The sweet Painted Lady


While rambling through my gardens and even strolling by my neighbors’ boulevard gardens when walking down the street I have been struck this fall by the number of butterflies hovering over and feeding on late blooming plants. My first reaction was that these were late migrating monarchs but further inspection proved them to be Painted Ladies (Vanessa Cardi). These brown and orange beauties closely resemble Monarchs, but are generally somewhat smaller, with a two to three inch wing span and lack the distinct black markings of the Monarch. A habit they share with the monarch is that they also migrate to the Southwest U.S. or Mexico for the winter; so the ones I have seen feeding this fall have been preparing themselves for the long journey to their winter homes.

The Painted Lady is the most widely distributed butterfly in the world. They can be found on every continent but Antarctica and Australia and can be seen as far north as Canada below the Arctic. They like to live in open and undisturbed areas, like prairies and in gardens. They hibernate in warm climates in the winter and migrate to northern climates in the spring. They don’t always make it as far north as Minnesota in great numbers, but population explosions, usually following rainy periods in the deserts where they over-winter, send more of them farther north. According the Monarch Watch at the University of Kansas, this year’s northern migration was the largest in over 30 years.

Unlike the Monarch, which only lays its eggs on milkweed, the female Painted Lady (of course there are male Painted Ladies) lays its eggs on the top of over 100 host plants. Their particular favorites include thistles, hollyhocks, mallow and some legumes. The caterpillars live in silk nests on the host plants and eat the leaves. The adult butterflies prefer to drink the nectar of plants that are 3-6 feet tall and some of their favorites are thistles, asters cosmos blazing star, ironweed, joe pye weed, milkweed and red clover.

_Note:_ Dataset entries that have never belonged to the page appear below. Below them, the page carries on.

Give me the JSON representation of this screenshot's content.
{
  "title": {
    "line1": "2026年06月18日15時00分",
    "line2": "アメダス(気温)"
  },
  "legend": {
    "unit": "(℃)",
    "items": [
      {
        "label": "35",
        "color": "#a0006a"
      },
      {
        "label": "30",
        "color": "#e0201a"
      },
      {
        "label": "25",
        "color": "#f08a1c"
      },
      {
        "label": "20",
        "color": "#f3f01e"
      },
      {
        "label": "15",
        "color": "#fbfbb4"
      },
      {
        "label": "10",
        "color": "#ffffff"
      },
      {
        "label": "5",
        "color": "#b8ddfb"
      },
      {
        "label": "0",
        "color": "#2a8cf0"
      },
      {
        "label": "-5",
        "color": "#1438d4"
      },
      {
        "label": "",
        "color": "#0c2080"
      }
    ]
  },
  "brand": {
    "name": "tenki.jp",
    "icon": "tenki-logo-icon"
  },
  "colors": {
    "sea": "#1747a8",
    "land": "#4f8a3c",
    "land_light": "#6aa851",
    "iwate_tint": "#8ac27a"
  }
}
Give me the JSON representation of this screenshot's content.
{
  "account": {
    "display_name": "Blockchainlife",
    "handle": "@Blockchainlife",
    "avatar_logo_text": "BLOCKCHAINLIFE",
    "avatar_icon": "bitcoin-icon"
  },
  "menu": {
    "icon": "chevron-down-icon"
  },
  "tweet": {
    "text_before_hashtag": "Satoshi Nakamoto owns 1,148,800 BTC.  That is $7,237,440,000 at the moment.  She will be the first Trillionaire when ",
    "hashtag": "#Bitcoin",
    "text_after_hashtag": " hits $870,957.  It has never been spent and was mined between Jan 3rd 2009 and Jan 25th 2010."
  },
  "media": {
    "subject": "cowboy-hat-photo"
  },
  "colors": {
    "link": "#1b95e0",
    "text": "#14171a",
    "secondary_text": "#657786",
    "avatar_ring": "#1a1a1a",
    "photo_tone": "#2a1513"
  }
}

Because of the preference for both feeding and laying eggs on thistle, the Painted Lady is sometimes called the Thistle Butterfly and is sometimes referred to as the Cosmopolitan because it is so widely distributed.

You can help the Painted Lady fuel up for the migration by having some of their preferred plants in your garden such as asters in the fall.